▶ [Problem to work on]: Locate each line below that includes "with" and reproduce it.

======== The data ========

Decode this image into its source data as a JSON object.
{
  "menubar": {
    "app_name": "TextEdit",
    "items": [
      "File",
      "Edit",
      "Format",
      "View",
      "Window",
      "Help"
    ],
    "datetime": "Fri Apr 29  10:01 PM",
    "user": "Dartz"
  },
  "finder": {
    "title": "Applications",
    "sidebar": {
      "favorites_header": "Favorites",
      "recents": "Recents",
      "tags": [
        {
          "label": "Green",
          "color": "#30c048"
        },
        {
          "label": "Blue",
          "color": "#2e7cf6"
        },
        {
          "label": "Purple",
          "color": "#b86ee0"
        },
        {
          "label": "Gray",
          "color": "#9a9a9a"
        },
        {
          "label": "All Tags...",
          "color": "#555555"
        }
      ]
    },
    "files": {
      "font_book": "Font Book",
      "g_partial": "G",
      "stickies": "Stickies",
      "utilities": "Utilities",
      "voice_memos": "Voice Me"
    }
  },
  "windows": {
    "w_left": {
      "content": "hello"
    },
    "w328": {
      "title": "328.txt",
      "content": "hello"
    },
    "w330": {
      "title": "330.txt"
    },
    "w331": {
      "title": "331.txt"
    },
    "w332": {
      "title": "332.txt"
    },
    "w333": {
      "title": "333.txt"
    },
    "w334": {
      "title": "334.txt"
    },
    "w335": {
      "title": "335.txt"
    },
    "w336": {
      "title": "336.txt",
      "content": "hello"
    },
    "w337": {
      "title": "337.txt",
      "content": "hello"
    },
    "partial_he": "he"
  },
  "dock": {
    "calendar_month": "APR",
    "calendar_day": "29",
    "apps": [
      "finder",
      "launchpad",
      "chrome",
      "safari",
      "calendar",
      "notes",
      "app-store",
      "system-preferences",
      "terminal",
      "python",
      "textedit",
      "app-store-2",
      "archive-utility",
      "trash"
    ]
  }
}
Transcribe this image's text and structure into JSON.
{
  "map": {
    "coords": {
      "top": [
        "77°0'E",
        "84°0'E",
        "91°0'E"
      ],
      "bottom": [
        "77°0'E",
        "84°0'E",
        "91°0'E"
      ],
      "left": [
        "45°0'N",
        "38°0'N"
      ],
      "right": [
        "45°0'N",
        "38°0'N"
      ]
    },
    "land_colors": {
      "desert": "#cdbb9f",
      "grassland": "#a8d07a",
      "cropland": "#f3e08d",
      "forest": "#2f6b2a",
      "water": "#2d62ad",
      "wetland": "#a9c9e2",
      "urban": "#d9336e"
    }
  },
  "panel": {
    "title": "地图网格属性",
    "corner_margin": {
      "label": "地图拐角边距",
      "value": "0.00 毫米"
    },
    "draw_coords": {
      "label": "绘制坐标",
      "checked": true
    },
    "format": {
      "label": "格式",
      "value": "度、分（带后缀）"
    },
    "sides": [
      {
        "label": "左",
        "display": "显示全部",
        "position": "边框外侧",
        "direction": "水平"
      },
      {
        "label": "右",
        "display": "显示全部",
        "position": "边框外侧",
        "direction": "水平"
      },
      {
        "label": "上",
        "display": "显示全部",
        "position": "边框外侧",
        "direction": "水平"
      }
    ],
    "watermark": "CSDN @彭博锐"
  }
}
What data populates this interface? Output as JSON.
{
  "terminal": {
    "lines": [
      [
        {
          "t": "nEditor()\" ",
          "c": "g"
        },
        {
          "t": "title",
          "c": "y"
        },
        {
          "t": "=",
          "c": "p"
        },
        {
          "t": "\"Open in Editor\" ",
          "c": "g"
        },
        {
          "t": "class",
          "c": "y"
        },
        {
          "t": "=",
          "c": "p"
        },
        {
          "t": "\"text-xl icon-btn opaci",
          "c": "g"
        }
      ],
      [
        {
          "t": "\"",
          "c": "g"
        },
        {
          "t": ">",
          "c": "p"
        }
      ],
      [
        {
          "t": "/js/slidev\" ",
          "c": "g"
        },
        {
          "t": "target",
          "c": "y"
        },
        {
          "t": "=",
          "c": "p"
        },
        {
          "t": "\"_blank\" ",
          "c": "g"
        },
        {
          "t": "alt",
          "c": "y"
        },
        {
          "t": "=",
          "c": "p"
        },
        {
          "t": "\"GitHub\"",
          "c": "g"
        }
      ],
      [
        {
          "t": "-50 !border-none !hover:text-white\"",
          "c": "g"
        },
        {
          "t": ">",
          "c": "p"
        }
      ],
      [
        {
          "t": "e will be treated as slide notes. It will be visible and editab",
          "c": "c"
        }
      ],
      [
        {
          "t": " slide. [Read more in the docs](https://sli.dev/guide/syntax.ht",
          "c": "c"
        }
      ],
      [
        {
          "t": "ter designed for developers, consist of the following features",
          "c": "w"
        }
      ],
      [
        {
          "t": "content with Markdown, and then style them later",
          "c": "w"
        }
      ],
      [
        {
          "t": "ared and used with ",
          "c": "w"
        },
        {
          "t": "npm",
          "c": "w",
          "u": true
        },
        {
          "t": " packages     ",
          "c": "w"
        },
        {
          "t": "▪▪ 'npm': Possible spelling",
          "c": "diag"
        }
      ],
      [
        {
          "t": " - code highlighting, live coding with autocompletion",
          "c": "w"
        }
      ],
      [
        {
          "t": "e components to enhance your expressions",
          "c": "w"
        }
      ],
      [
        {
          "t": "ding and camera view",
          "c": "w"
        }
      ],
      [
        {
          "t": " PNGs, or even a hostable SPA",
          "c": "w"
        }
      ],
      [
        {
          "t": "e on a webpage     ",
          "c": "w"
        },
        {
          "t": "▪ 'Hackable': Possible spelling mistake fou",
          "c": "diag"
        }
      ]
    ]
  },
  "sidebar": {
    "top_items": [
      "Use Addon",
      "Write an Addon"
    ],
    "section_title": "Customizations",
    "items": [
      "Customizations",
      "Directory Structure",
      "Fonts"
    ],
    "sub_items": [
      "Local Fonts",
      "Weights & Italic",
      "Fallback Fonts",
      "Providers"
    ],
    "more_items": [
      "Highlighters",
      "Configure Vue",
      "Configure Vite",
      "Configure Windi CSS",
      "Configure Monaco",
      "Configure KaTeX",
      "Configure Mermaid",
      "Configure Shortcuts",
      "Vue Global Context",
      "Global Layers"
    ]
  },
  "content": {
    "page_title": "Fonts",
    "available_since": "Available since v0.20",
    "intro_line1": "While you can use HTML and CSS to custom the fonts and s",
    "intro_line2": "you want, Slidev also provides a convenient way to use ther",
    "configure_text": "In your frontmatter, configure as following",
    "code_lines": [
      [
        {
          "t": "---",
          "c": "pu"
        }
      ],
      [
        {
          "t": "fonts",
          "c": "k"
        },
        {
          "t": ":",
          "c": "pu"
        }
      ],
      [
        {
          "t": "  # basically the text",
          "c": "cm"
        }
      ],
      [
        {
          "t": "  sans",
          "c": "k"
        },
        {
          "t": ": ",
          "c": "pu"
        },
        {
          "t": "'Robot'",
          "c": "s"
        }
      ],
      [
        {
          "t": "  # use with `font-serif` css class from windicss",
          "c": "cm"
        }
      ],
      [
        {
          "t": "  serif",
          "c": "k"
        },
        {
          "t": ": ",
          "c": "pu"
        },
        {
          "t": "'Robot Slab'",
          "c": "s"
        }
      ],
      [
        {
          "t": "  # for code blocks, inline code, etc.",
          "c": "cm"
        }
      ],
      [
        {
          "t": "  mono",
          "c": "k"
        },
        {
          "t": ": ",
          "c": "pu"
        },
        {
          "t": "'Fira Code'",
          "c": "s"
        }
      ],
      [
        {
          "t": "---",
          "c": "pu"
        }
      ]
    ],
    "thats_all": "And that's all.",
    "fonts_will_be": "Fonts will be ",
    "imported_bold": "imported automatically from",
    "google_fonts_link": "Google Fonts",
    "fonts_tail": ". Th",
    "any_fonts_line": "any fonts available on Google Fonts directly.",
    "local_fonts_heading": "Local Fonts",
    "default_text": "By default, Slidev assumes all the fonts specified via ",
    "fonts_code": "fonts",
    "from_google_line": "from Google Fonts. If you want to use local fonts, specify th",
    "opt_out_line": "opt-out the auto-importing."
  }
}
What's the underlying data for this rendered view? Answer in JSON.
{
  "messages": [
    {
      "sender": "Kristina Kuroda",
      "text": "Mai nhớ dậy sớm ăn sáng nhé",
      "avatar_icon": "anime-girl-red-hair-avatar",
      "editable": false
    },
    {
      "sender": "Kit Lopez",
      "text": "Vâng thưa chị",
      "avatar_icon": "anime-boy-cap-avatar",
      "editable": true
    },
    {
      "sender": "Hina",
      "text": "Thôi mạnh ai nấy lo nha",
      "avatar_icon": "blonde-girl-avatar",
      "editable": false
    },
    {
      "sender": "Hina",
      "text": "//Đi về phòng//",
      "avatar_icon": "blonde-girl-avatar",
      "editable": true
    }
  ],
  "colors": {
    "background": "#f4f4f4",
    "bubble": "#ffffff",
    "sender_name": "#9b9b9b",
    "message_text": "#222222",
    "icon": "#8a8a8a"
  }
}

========

▶ [Response]:
          "t": "content with Markdown, and then style them later",
          "t": "ared and used with ",
          "t": " - code highlighting, live coding with autocompletion",
          "t": "  # use with `font-serif` css class from windicss",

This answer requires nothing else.